═════ Entries shown ═════

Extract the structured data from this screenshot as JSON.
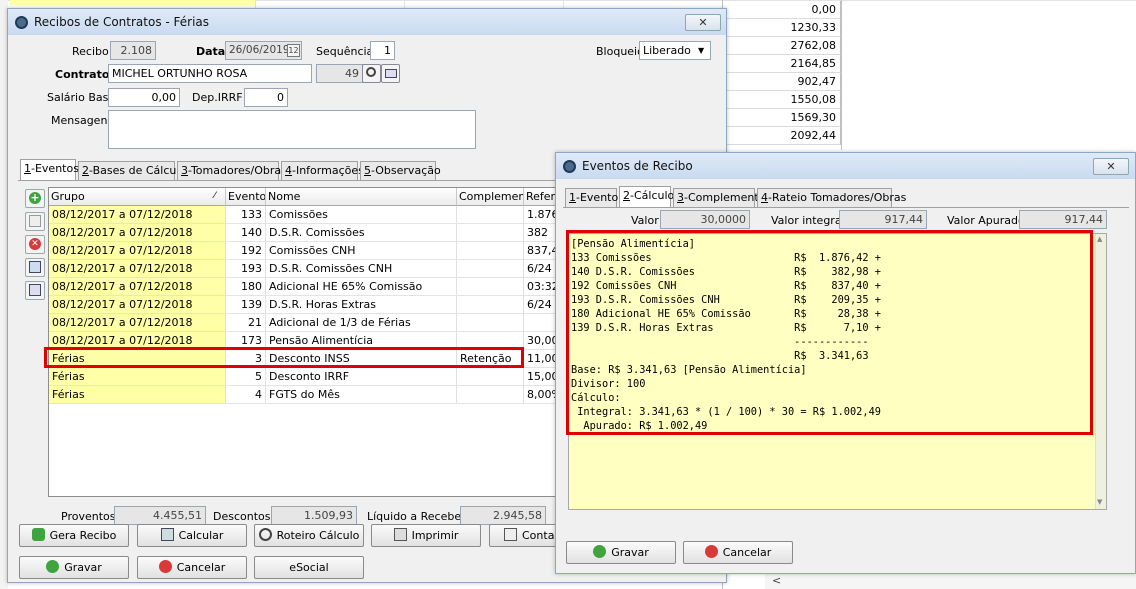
{
  "bg_values": [
    "0,00",
    "1230,33",
    "2762,08",
    "2164,85",
    "902,47",
    "1550,08",
    "1569,30",
    "2092,44"
  ],
  "main": {
    "title": "Recibos de Contratos - Férias",
    "close_label": "✕",
    "recibo_label": "Recibo",
    "recibo_value": "2.108",
    "data_label": "Data",
    "data_value": "26/06/2019",
    "calendar_label": "12",
    "sequencia_label": "Sequência",
    "sequencia_value": "1",
    "bloqueio_label": "Bloqueio",
    "bloqueio_value": "Liberado",
    "contrato_label": "Contrato",
    "contrato_value": "MICHEL ORTUNHO ROSA",
    "contrato_code": "49",
    "salario_label": "Salário Base",
    "salario_value": "0,00",
    "dep_label": "Dep.IRRF",
    "dep_value": "0",
    "mensagens_label": "Mensagens",
    "tabs": [
      {
        "num": "1",
        "label": "-Eventos"
      },
      {
        "num": "2",
        "label": "-Bases de Cálculo"
      },
      {
        "num": "3",
        "label": "-Tomadores/Obras"
      },
      {
        "num": "4",
        "label": "-Informações"
      },
      {
        "num": "5",
        "label": "-Observação"
      }
    ],
    "columns": [
      "Grupo",
      "Evento",
      "Nome",
      "Complemento",
      "Referê"
    ],
    "sort_glyph": "⁄",
    "rows": [
      {
        "grupo": "08/12/2017 a 07/12/2018",
        "evento": "133",
        "nome": "Comissões",
        "complemento": "",
        "referencia": "1.876,"
      },
      {
        "grupo": "08/12/2017 a 07/12/2018",
        "evento": "140",
        "nome": "D.S.R. Comissões",
        "complemento": "",
        "referencia": "382"
      },
      {
        "grupo": "08/12/2017 a 07/12/2018",
        "evento": "192",
        "nome": "Comissões CNH",
        "complemento": "",
        "referencia": "837,40"
      },
      {
        "grupo": "08/12/2017 a 07/12/2018",
        "evento": "193",
        "nome": "D.S.R. Comissões CNH",
        "complemento": "",
        "referencia": "6/24 d"
      },
      {
        "grupo": "08/12/2017 a 07/12/2018",
        "evento": "180",
        "nome": "Adicional HE 65% Comissão",
        "complemento": "",
        "referencia": "03:32"
      },
      {
        "grupo": "08/12/2017 a 07/12/2018",
        "evento": "139",
        "nome": "D.S.R. Horas Extras",
        "complemento": "",
        "referencia": "6/24 d"
      },
      {
        "grupo": "08/12/2017 a 07/12/2018",
        "evento": "21",
        "nome": "Adicional de 1/3 de Férias",
        "complemento": "",
        "referencia": ""
      },
      {
        "grupo": "08/12/2017 a 07/12/2018",
        "evento": "173",
        "nome": "Pensão Alimentícia",
        "complemento": "",
        "referencia": "30,00"
      },
      {
        "grupo": "Férias",
        "evento": "3",
        "nome": "Desconto INSS",
        "complemento": "Retenção",
        "referencia": "11,00"
      },
      {
        "grupo": "Férias",
        "evento": "5",
        "nome": "Desconto IRRF",
        "complemento": "",
        "referencia": "15,00"
      },
      {
        "grupo": "Férias",
        "evento": "4",
        "nome": "FGTS do Mês",
        "complemento": "",
        "referencia": "8,00%"
      }
    ],
    "totals": {
      "proventos_label": "Proventos",
      "proventos_value": "4.455,51",
      "descontos_label": "Descontos",
      "descontos_value": "1.509,93",
      "liquido_label": "Líquido a Receber",
      "liquido_value": "2.945,58"
    },
    "buttons": {
      "gera_recibo": "Gera Recibo",
      "calcular": "Calcular",
      "roteiro": "Roteiro Cálculo",
      "imprimir": "Imprimir",
      "contabilizar": "Conta",
      "gravar": "Gravar",
      "cancelar": "Cancelar",
      "esocial": "eSocial"
    }
  },
  "dialog": {
    "title": "Eventos de Recibo",
    "close_label": "✕",
    "tabs": [
      {
        "num": "1",
        "label": "-Evento"
      },
      {
        "num": "2",
        "label": "-Cálculo"
      },
      {
        "num": "3",
        "label": "-Complemento"
      },
      {
        "num": "4",
        "label": "-Rateio Tomadores/Obras"
      }
    ],
    "valor_label": "Valor",
    "valor_value": "30,0000",
    "valor_integral_label": "Valor integral",
    "valor_integral_value": "917,44",
    "valor_apurado_label": "Valor Apurado",
    "valor_apurado_value": "917,44",
    "calc_text": "[Pensão Alimentícia]\n133 Comissões                       R$  1.876,42 +\n140 D.S.R. Comissões                R$    382,98 +\n192 Comissões CNH                   R$    837,40 +\n193 D.S.R. Comissões CNH            R$    209,35 +\n180 Adicional HE 65% Comissão       R$     28,38 +\n139 D.S.R. Horas Extras             R$      7,10 +\n                                    ------------\n                                    R$  3.341,63\nBase: R$ 3.341,63 [Pensão Alimentícia]\nDivisor: 100\nCálculo:\n Integral: 3.341,63 * (1 / 100) * 30 = R$ 1.002,49\n  Apurado: R$ 1.002,49",
    "gravar": "Gravar",
    "cancelar": "Cancelar"
  }
}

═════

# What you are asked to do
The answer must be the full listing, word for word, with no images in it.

# Result for this task
Extract the structured data from this screenshot as JSON.
{
  "bg_values": [
    "0,00",
    "1230,33",
    "2762,08",
    "2164,85",
    "902,47",
    "1550,08",
    "1569,30",
    "2092,44"
  ],
  "main": {
    "title": "Recibos de Contratos - Férias",
    "close_label": "✕",
    "recibo_label": "Recibo",
    "recibo_value": "2.108",
    "data_label": "Data",
    "data_value": "26/06/2019",
    "calendar_label": "12",
    "sequencia_label": "Sequência",
    "sequencia_value": "1",
    "bloqueio_label": "Bloqueio",
    "bloqueio_value": "Liberado",
    "contrato_label": "Contrato",
    "contrato_value": "MICHEL ORTUNHO ROSA",
    "contrato_code": "49",
    "salario_label": "Salário Base",
    "salario_value": "0,00",
    "dep_label": "Dep.IRRF",
    "dep_value": "0",
    "mensagens_label": "Mensagens",
    "tabs": [
      {
        "num": "1",
        "label": "-Eventos"
      },
      {
        "num": "2",
        "label": "-Bases de Cálculo"
      },
      {
        "num": "3",
        "label": "-Tomadores/Obras"
      },
      {
        "num": "4",
        "label": "-Informações"
      },
      {
        "num": "5",
        "label": "-Observação"
      }
    ],
    "columns": [
      "Grupo",
      "Evento",
      "Nome",
      "Complemento",
      "Referê"
    ],
    "sort_glyph": "⁄",
    "rows": [
      {
        "grupo": "08/12/2017 a 07/12/2018",
        "evento": "133",
        "nome": "Comissões",
        "complemento": "",
        "referencia": "1.876,"
      },
      {
        "grupo": "08/12/2017 a 07/12/2018",
        "evento": "140",
        "nome": "D.S.R. Comissões",
        "complemento": "",
        "referencia": "382"
      },
      {
        "grupo": "08/12/2017 a 07/12/2018",
        "evento": "192",
        "nome": "Comissões CNH",
        "complemento": "",
        "referencia": "837,40"
      },
      {
        "grupo": "08/12/2017 a 07/12/2018",
        "evento": "193",
        "nome": "D.S.R. Comissões CNH",
        "complemento": "",
        "referencia": "6/24 d"
      },
      {
        "grupo": "08/12/2017 a 07/12/2018",
        "evento": "180",
        "nome": "Adicional HE 65% Comissão",
        "complemento": "",
        "referencia": "03:32"
      },
      {
        "grupo": "08/12/2017 a 07/12/2018",
        "evento": "139",
        "nome": "D.S.R. Horas Extras",
        "complemento": "",
        "referencia": "6/24 d"
      },
      {
        "grupo": "08/12/2017 a 07/12/2018",
        "evento": "21",
        "nome": "Adicional de 1/3 de Férias",
        "complemento": "",
        "referencia": ""
      },
      {
        "grupo": "08/12/2017 a 07/12/2018",
        "evento": "173",
        "nome": "Pensão Alimentícia",
        "complemento": "",
        "referencia": "30,00"
      },
      {
        "grupo": "Férias",
        "evento": "3",
        "nome": "Desconto INSS",
        "complemento": "Retenção",
        "referencia": "11,00"
      },
      {
        "grupo": "Férias",
        "evento": "5",
        "nome": "Desconto IRRF",
        "complemento": "",
        "referencia": "15,00"
      },
      {
        "grupo": "Férias",
        "evento": "4",
        "nome": "FGTS do Mês",
        "complemento": "",
        "referencia": "8,00%"
      }
    ],
    "totals": {
      "proventos_label": "Proventos",
      "proventos_value": "4.455,51",
      "descontos_label": "Descontos",
      "descontos_value": "1.509,93",
      "liquido_label": "Líquido a Receber",
      "liquido_value": "2.945,58"
    },
    "buttons": {
      "gera_recibo": "Gera Recibo",
      "calcular": "Calcular",
      "roteiro": "Roteiro Cálculo",
      "imprimir": "Imprimir",
      "contabilizar": "Conta",
      "gravar": "Gravar",
      "cancelar": "Cancelar",
      "esocial": "eSocial"
    }
  },
  "dialog": {
    "title": "Eventos de Recibo",
    "close_label": "✕",
    "tabs": [
      {
        "num": "1",
        "label": "-Evento"
      },
      {
        "num": "2",
        "label": "-Cálculo"
      },
      {
        "num": "3",
        "label": "-Complemento"
      },
      {
        "num": "4",
        "label": "-Rateio Tomadores/Obras"
      }
    ],
    "valor_label": "Valor",
    "valor_value": "30,0000",
    "valor_integral_label": "Valor integral",
    "valor_integral_value": "917,44",
    "valor_apurado_label": "Valor Apurado",
    "valor_apurado_value": "917,44",
    "calc_text": "[Pensão Alimentícia]\n133 Comissões                       R$  1.876,42 +\n140 D.S.R. Comissões                R$    382,98 +\n192 Comissões CNH                   R$    837,40 +\n193 D.S.R. Comissões CNH            R$    209,35 +\n180 Adicional HE 65% Comissão       R$     28,38 +\n139 D.S.R. Horas Extras             R$      7,10 +\n                                    ------------\n                                    R$  3.341,63\nBase: R$ 3.341,63 [Pensão Alimentícia]\nDivisor: 100\nCálculo:\n Integral: 3.341,63 * (1 / 100) * 30 = R$ 1.002,49\n  Apurado: R$ 1.002,49",
    "gravar": "Gravar",
    "cancelar": "Cancelar"
  }
}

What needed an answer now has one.